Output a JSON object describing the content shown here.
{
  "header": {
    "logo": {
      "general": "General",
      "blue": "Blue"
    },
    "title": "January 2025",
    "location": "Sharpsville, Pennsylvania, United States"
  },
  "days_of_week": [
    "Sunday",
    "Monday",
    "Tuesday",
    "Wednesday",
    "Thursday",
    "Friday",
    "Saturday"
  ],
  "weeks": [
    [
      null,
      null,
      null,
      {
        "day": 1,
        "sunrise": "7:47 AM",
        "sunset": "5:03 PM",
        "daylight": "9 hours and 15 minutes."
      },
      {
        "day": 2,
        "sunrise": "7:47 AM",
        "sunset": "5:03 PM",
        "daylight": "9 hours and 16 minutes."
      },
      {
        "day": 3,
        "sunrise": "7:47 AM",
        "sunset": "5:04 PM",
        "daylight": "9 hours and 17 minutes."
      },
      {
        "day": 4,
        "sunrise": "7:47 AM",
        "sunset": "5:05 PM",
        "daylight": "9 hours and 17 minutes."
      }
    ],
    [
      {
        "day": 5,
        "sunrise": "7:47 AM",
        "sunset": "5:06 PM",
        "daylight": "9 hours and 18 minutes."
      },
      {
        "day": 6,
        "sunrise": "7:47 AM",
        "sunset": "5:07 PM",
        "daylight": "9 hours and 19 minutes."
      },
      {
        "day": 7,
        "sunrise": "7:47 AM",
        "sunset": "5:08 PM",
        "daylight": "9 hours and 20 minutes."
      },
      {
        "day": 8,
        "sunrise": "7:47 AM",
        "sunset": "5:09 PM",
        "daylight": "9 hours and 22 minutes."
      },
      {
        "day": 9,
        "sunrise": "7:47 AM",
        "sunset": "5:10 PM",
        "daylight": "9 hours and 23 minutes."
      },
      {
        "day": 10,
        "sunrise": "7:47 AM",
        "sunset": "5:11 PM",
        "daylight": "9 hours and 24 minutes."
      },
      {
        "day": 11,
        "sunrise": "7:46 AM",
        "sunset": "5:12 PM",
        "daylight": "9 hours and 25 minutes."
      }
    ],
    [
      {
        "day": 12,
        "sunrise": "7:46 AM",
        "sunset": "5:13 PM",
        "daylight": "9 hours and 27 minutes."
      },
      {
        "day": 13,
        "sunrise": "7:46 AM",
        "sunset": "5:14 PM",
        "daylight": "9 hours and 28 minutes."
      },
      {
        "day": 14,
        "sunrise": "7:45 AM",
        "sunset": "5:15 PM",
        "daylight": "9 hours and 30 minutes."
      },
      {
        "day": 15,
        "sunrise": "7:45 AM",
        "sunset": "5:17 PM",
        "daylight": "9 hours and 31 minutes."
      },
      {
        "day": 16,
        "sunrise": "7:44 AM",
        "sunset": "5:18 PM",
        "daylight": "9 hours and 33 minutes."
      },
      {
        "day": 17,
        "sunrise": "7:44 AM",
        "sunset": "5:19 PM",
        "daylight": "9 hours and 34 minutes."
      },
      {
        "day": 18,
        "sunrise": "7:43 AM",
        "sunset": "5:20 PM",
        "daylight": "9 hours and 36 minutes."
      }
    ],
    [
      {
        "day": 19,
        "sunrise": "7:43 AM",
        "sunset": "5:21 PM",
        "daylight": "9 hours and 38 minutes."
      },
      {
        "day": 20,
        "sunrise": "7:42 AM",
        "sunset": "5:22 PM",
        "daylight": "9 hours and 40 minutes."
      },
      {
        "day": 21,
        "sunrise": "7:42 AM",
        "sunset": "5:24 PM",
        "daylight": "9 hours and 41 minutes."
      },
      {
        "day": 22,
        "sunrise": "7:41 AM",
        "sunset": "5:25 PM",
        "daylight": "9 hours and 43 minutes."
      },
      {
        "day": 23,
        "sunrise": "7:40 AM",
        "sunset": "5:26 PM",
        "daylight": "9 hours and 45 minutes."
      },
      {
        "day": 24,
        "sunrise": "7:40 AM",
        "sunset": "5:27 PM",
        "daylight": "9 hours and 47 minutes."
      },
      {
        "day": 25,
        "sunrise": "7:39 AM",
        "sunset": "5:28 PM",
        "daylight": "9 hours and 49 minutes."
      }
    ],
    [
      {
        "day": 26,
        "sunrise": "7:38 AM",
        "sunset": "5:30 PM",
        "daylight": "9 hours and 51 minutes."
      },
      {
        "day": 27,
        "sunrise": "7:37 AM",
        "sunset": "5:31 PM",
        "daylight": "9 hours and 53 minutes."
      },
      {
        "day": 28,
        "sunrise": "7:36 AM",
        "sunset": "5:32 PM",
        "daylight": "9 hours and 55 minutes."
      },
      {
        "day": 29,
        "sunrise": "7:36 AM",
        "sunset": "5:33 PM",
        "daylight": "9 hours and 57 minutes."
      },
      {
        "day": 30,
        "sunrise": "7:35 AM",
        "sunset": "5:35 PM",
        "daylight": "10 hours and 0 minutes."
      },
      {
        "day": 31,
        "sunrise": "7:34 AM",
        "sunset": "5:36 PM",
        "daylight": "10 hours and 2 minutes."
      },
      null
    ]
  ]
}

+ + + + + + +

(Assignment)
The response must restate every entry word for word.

(Output for this task)
Output a JSON object describing the content shown here.
{
  "header": {
    "logo": {
      "general": "General",
      "blue": "Blue"
    },
    "title": "January 2025",
    "location": "Sharpsville, Pennsylvania, United States"
  },
  "days_of_week": [
    "Sunday",
    "Monday",
    "Tuesday",
    "Wednesday",
    "Thursday",
    "Friday",
    "Saturday"
  ],
  "weeks": [
    [
      null,
      null,
      null,
      {
        "day": 1,
        "sunrise": "7:47 AM",
        "sunset": "5:03 PM",
        "daylight": "9 hours and 15 minutes."
      },
      {
        "day": 2,
        "sunrise": "7:47 AM",
        "sunset": "5:03 PM",
        "daylight": "9 hours and 16 minutes."
      },
      {
        "day": 3,
        "sunrise": "7:47 AM",
        "sunset": "5:04 PM",
        "daylight": "9 hours and 17 minutes."
      },
      {
        "day": 4,
        "sunrise": "7:47 AM",
        "sunset": "5:05 PM",
        "daylight": "9 hours and 17 minutes."
      }
    ],
    [
      {
        "day": 5,
        "sunrise": "7:47 AM",
        "sunset": "5:06 PM",
        "daylight": "9 hours and 18 minutes."
      },
      {
        "day": 6,
        "sunrise": "7:47 AM",
        "sunset": "5:07 PM",
        "daylight": "9 hours and 19 minutes."
      },
      {
        "day": 7,
        "sunrise": "7:47 AM",
        "sunset": "5:08 PM",
        "daylight": "9 hours and 20 minutes."
      },
      {
        "day": 8,
        "sunrise": "7:47 AM",
        "sunset": "5:09 PM",
        "daylight": "9 hours and 22 minutes."
      },
      {
        "day": 9,
        "sunrise": "7:47 AM",
        "sunset": "5:10 PM",
        "daylight": "9 hours and 23 minutes."
      },
      {
        "day": 10,
        "sunrise": "7:47 AM",
        "sunset": "5:11 PM",
        "daylight": "9 hours and 24 minutes."
      },
      {
        "day": 11,
        "sunrise": "7:46 AM",
        "sunset": "5:12 PM",
        "daylight": "9 hours and 25 minutes."
      }
    ],
    [
      {
        "day": 12,
        "sunrise": "7:46 AM",
        "sunset": "5:13 PM",
        "daylight": "9 hours and 27 minutes."
      },
      {
        "day": 13,
        "sunrise": "7:46 AM",
        "sunset": "5:14 PM",
        "daylight": "9 hours and 28 minutes."
      },
      {
        "day": 14,
        "sunrise": "7:45 AM",
        "sunset": "5:15 PM",
        "daylight": "9 hours and 30 minutes."
      },
      {
        "day": 15,
        "sunrise": "7:45 AM",
        "sunset": "5:17 PM",
        "daylight": "9 hours and 31 minutes."
      },
      {
        "day": 16,
        "sunrise": "7:44 AM",
        "sunset": "5:18 PM",
        "daylight": "9 hours and 33 minutes."
      },
      {
        "day": 17,
        "sunrise": "7:44 AM",
        "sunset": "5:19 PM",
        "daylight": "9 hours and 34 minutes."
      },
      {
        "day": 18,
        "sunrise": "7:43 AM",
        "sunset": "5:20 PM",
        "daylight": "9 hours and 36 minutes."
      }
    ],
    [
      {
        "day": 19,
        "sunrise": "7:43 AM",
        "sunset": "5:21 PM",
        "daylight": "9 hours and 38 minutes."
      },
      {
        "day": 20,
        "sunrise": "7:42 AM",
        "sunset": "5:22 PM",
        "daylight": "9 hours and 40 minutes."
      },
      {
        "day": 21,
        "sunrise": "7:42 AM",
        "sunset": "5:24 PM",
        "daylight": "9 hours and 41 minutes."
      },
      {
        "day": 22,
        "sunrise": "7:41 AM",
        "sunset": "5:25 PM",
        "daylight": "9 hours and 43 minutes."
      },
      {
        "day": 23,
        "sunrise": "7:40 AM",
        "sunset": "5:26 PM",
        "daylight": "9 hours and 45 minutes."
      },
      {
        "day": 24,
        "sunrise": "7:40 AM",
        "sunset": "5:27 PM",
        "daylight": "9 hours and 47 minutes."
      },
      {
        "day": 25,
        "sunrise": "7:39 AM",
        "sunset": "5:28 PM",
        "daylight": "9 hours and 49 minutes."
      }
    ],
    [
      {
        "day": 26,
        "sunrise": "7:38 AM",
        "sunset": "5:30 PM",
        "daylight": "9 hours and 51 minutes."
      },
      {
        "day": 27,
        "sunrise": "7:37 AM",
        "sunset": "5:31 PM",
        "daylight": "9 hours and 53 minutes."
      },
      {
        "day": 28,
        "sunrise": "7:36 AM",
        "sunset": "5:32 PM",
        "daylight": "9 hours and 55 minutes."
      },
      {
        "day": 29,
        "sunrise": "7:36 AM",
        "sunset": "5:33 PM",
        "daylight": "9 hours and 57 minutes."
      },
      {
        "day": 30,
        "sunrise": "7:35 AM",
        "sunset": "5:35 PM",
        "daylight": "10 hours and 0 minutes."
      },
      {
        "day": 31,
        "sunrise": "7:34 AM",
        "sunset": "5:36 PM",
        "daylight": "10 hours and 2 minutes."
      },
      null
    ]
  ]
}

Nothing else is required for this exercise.